Of the 24 selected WTA types, only five had positive scores for both the conservation and welfare impacts on the subject taxa and individuals, and all five were sanctuaries (WTAs that source animals from other captive institutions with the aim of improving their welfare and/or conservation status). Of the remaining 19 WTA types, five had positive scores for the subject animals’ conservation status (gorilla trekking, gibbon watching, sea turtle farming, crocodile farms, lion encounters), but four of these had negative welfare scores (gorilla trekking, sea turtle farms, crocodile farms, lion encounters), and the remaining 14 had negative scores for both conservation and welfare. The researchers estimated that between 230,000 and 550,000 animals are being held in attractions that negatively affect their welfare. By comparison, only six types of attraction, involving 1,500 - 13,000 animals, were judged likely to have net positive effects on welfare and conservation. 

But only a minority of WTAs (8%, 15 of the 188 analysed) had tourist dissatisfaction scores exceeding 30%, and only two (both elephant parks) had tourist dissatisfaction scores exceeding 70%. The study suggests that each year, around two to four million tourists financially support attractions that aren’t good for animal welfare or conservation.

“Some of the most concerning types of wildlife attractions...received overwhelmingly positive reviews from tourists,” said Neil D’Cruze, one of the study’s authors and the head of research at World Animal Protection, an animal welfare nonprofit based in London, in a press release. 

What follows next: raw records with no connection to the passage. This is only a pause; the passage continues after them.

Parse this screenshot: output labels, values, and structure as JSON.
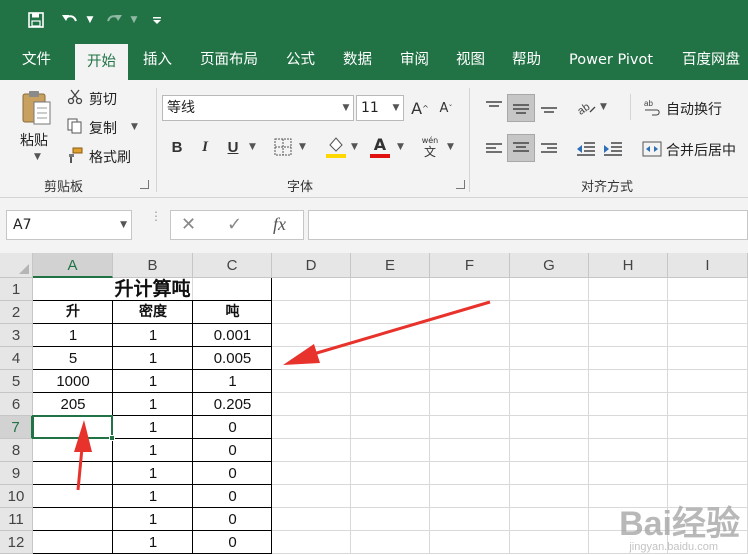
{
  "quick_access": {
    "save_icon": "save-icon",
    "undo_icon": "undo-icon",
    "redo_icon": "redo-icon",
    "customize_icon": "customize-qat-icon"
  },
  "tabs": [
    "文件",
    "开始",
    "插入",
    "页面布局",
    "公式",
    "数据",
    "审阅",
    "视图",
    "帮助",
    "Power Pivot",
    "百度网盘"
  ],
  "active_tab": "开始",
  "ribbon": {
    "clipboard": {
      "paste": "粘贴",
      "cut": "剪切",
      "copy": "复制",
      "format_painter": "格式刷",
      "group_label": "剪贴板"
    },
    "font": {
      "font_name": "等线",
      "font_size": "11",
      "grow": "A",
      "shrink": "A",
      "bold": "B",
      "italic": "I",
      "underline": "U",
      "font_color_letter": "A",
      "phonetic_top": "wén",
      "phonetic_bottom": "文",
      "group_label": "字体"
    },
    "alignment": {
      "wrap_text": "自动换行",
      "merge_center": "合并后居中",
      "group_label": "对齐方式"
    }
  },
  "formula_bar": {
    "name_box": "A7",
    "cancel": "✕",
    "enter": "✓",
    "fx": "fx",
    "formula": ""
  },
  "sheet": {
    "columns": [
      "A",
      "B",
      "C",
      "D",
      "E",
      "F",
      "G",
      "H",
      "I"
    ],
    "rows": [
      "1",
      "2",
      "3",
      "4",
      "5",
      "6",
      "7",
      "8",
      "9",
      "10",
      "11",
      "12"
    ],
    "selected_cell": "A7",
    "title": "升计算吨",
    "headers": [
      "升",
      "密度",
      "吨"
    ],
    "data": [
      [
        "1",
        "1",
        "0.001"
      ],
      [
        "5",
        "1",
        "0.005"
      ],
      [
        "1000",
        "1",
        "1"
      ],
      [
        "205",
        "1",
        "0.205"
      ],
      [
        "",
        "1",
        "0"
      ],
      [
        "",
        "1",
        "0"
      ],
      [
        "",
        "1",
        "0"
      ],
      [
        "",
        "1",
        "0"
      ],
      [
        "",
        "1",
        "0"
      ],
      [
        "",
        "1",
        "0"
      ]
    ]
  },
  "watermark": {
    "text": "Bai经验",
    "sub": "jingyan.baidu.com"
  },
  "colors": {
    "excel_green": "#217346",
    "annotation_red": "#e8322c"
  }
}
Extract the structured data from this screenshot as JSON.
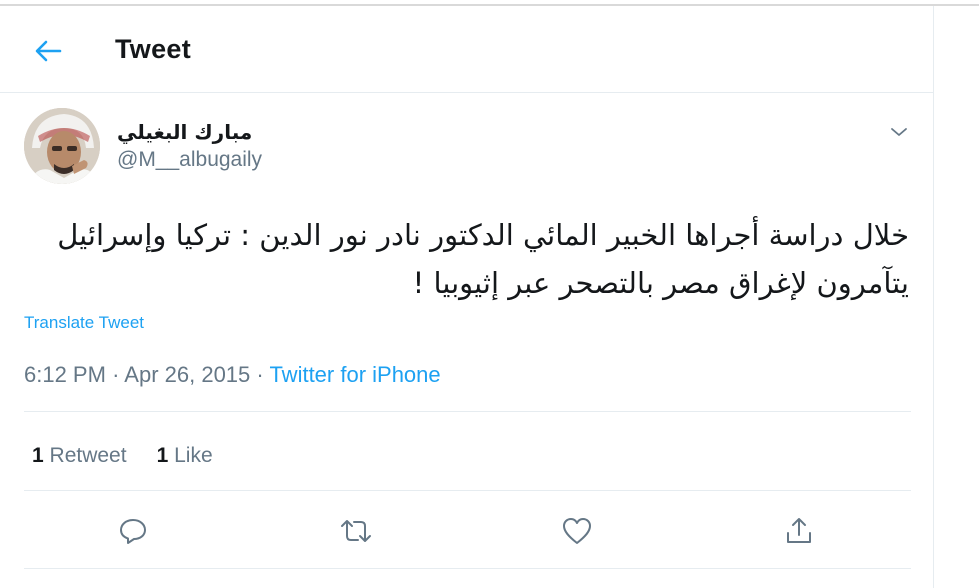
{
  "header": {
    "title": "Tweet"
  },
  "tweet": {
    "author_name": "مبارك البغيلي",
    "author_handle": "@M__albugaily",
    "text": "خلال دراسة أجراها الخبير المائي الدكتور نادر نور الدين : تركيا وإسرائيل يتآمرون لإغراق مصر بالتصحر عبر إثيوبيا !",
    "translate_label": "Translate Tweet",
    "time": "6:12 PM",
    "date": "Apr 26, 2015",
    "separator": "·",
    "source": "Twitter for iPhone",
    "retweets": {
      "count": "1",
      "label": "Retweet"
    },
    "likes": {
      "count": "1",
      "label": "Like"
    }
  },
  "icons": {
    "back": "arrow-left-icon",
    "caret": "chevron-down-icon",
    "reply": "reply-icon",
    "retweet": "retweet-icon",
    "like": "heart-icon",
    "share": "share-icon"
  },
  "colors": {
    "accent": "#1da1f2",
    "muted": "#657786",
    "text": "#14171a",
    "border": "#e6ecf0"
  }
}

For example, only 18 percent of reviews for tiger attractions, which received the lowest possible animal welfare rating, mentioned concerns about the welfare of the animals. The other 82 percent of reviewers rated the tiger attractions as “excellent” or “very good.” 

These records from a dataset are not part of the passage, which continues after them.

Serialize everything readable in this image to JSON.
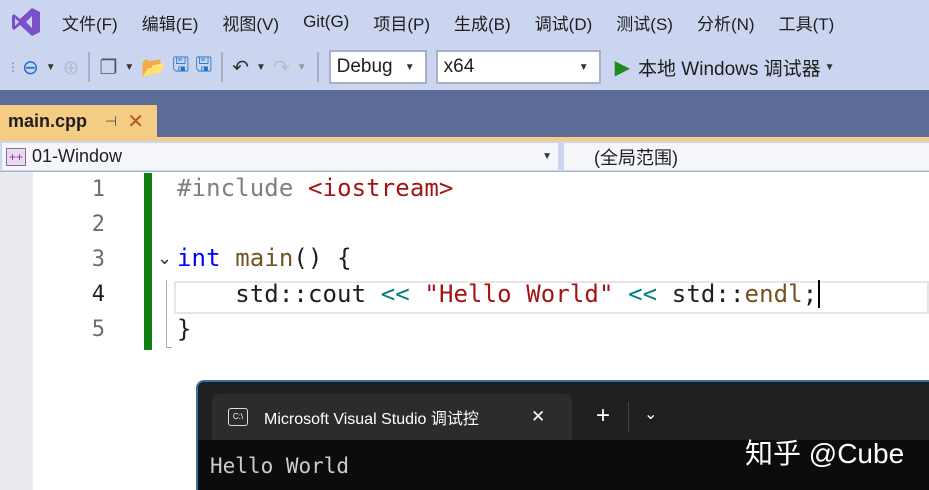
{
  "menu": [
    "文件(F)",
    "编辑(E)",
    "视图(V)",
    "Git(G)",
    "项目(P)",
    "生成(B)",
    "调试(D)",
    "测试(S)",
    "分析(N)",
    "工具(T)"
  ],
  "toolbar": {
    "config": "Debug",
    "platform": "x64",
    "run_label": "本地 Windows 调试器"
  },
  "colors": {
    "accent": "#68217a",
    "tab": "#f5cc84",
    "band": "#5d6b99",
    "run": "#1e8c1e"
  },
  "editor_tab": {
    "name": "main.cpp"
  },
  "navbar": {
    "project": "01-Window",
    "scope": "(全局范围)"
  },
  "code": {
    "line_numbers": [
      "1",
      "2",
      "3",
      "4",
      "5"
    ],
    "l1": {
      "pp": "#include",
      "inc": "<iostream>"
    },
    "l3": {
      "kw": "int",
      "fn": "main",
      "rest": "() {"
    },
    "l4": {
      "a": "std::cout",
      "op1": "<<",
      "s": "\"Hello World\"",
      "op2": "<<",
      "b": "std::",
      "c": "endl",
      "d": ";"
    },
    "l5": "}"
  },
  "terminal": {
    "tab_title": "Microsoft Visual Studio 调试控",
    "output": "Hello World"
  },
  "watermark": "知乎 @Cube"
}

David Macdonald, Oxford University’s Wildlife Conservation Research Unit (WildCRU)’s Director, said, “How sad it is that tourists, often no doubt lured in as a result of a well-intentioned interest in animals, thereby support attractions that not only keep wild animals in bad conditions, but also damage their conservation”. He added, “That double whammy could be rectified by tougher regulation, better enforcement and by following our rule of thumb: avoid any wildlife attraction that scores under 80% on TripAdvisor.” 

TripAdvisor currently has a program called GreenLeaders, in which eco-friendly hotels that meet certain sustainability standards get an icon of a green leaf on their review page. The researchers of this study would like to see TripAdvisor do something similar with wildlife tourist attractions. 

“There is a great opportunity for TripAdvisor to improve its service to the visiting public by including in its evaluations a score for animal welfare and conservation,” D’Cruze said. 


Moorhouse, T.P.; Dahlsjo, C.A.L.; Baker, S.A.; D’Cruze, N.C.; MacDonald, D.W. The Customer Isn't Always Right—Conservation and Animal Welfare Implications of the Increasing Demand for Wildlife Tourism. PLoS One, published 21 October 2015. DOI: 10.1371/journal.pone.0138939

Article details

  • Author(s)
  • David Simpson
  • Date
  • 29 October 2015
  • Source
  • World Animal Protection
  • Subject(s)
  • Tourism